Mormons drop Scouts after century-long partnership

Mormons drop Scouts after century-long partnership

The Mormon church have announced that they are to end their partnership with the Boy Scouts of America next year, after over 105 years of working together.

In a joint statement released by The Church of Jesus Christ of Latter-day Saints and the Boy Scouts of America, the two said that: "We have jointly determined that, effective on December 31, 2019, the Church will conclude its relationship as a chartered organization with all Scouting programs around the world."

For many years, joining the Boy Scouts has been a right of passage for Mormon boys, who are estimated to make up some 20 per cent of its 2.4 million members. The removal of the automatic enrollment will do little to help the organisation's dwindling numbers, which have fallen sharply from around 2.8 million in 2012. The Mormon church is also one of the organisation's most generous sponsors.

Officially, the church said its decision to sever ties stemmed from the fact that it has now grown into a worldwide organisation, with many members outside of the United States. As a result, it says it now wants to "create and implement a uniform youth leadership and development program that serves its members globally."

However, the two groups have experienced increasingly divergent values in recent years despite their partnership being founded on shared principles. In 2015, the organisation made the decision to allow openly gay and transgender individuals to serve as troop leaders, a move the church said at the time that they were "deeply troubled" by. The Mormon church teaches that homosexuality is a sin and opposes gay marriage.

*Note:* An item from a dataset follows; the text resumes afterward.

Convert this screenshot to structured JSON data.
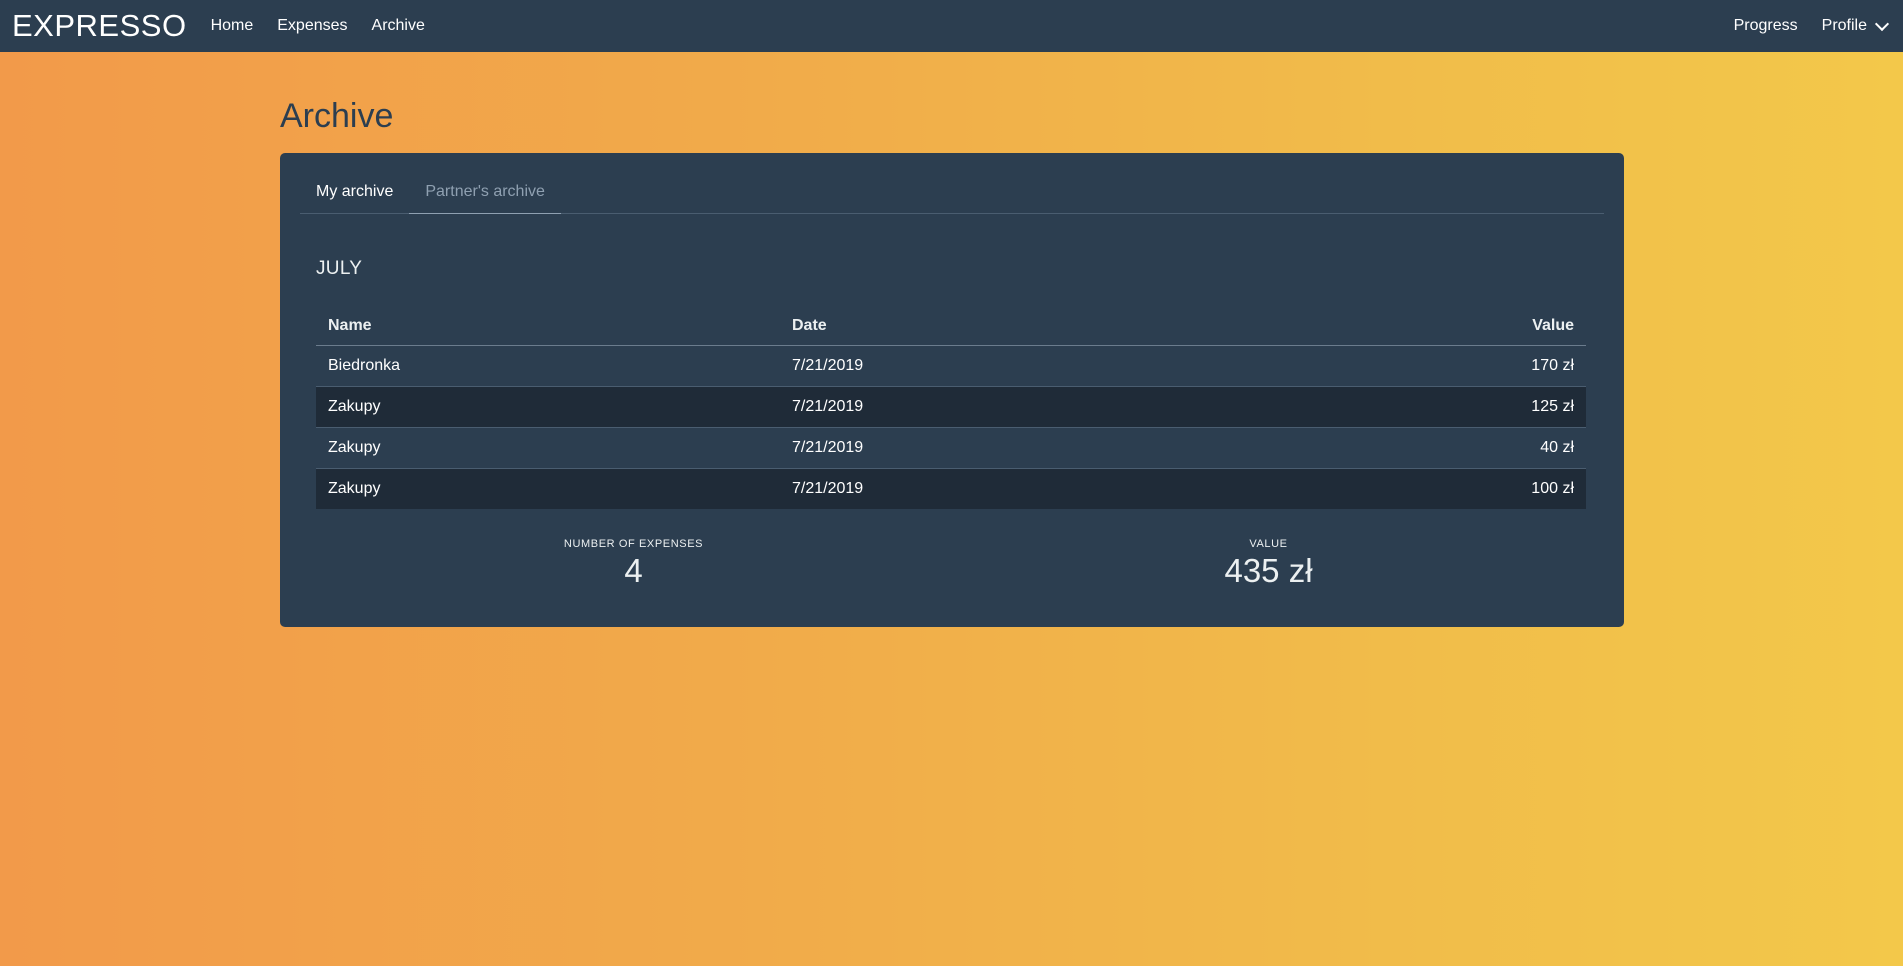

Furthermore, the church also prefers to enrol boys and girls into separate youth programmes and so is believed to be unhappy with a recent decision to allow girls to join the Boy Scouts. The announcement comes just one week after the group, whose flagship programme will be renamed Scouts BSA from next year to reflect the change, launched a major marketing campaign to attract more girls.

It is unclear at present what form the church's new leadership and development programme will take. However, last year it did remove some 185,000 boys between the ages of 14 and 18 from the Boy Scouts, instead turning them towards church-based community service.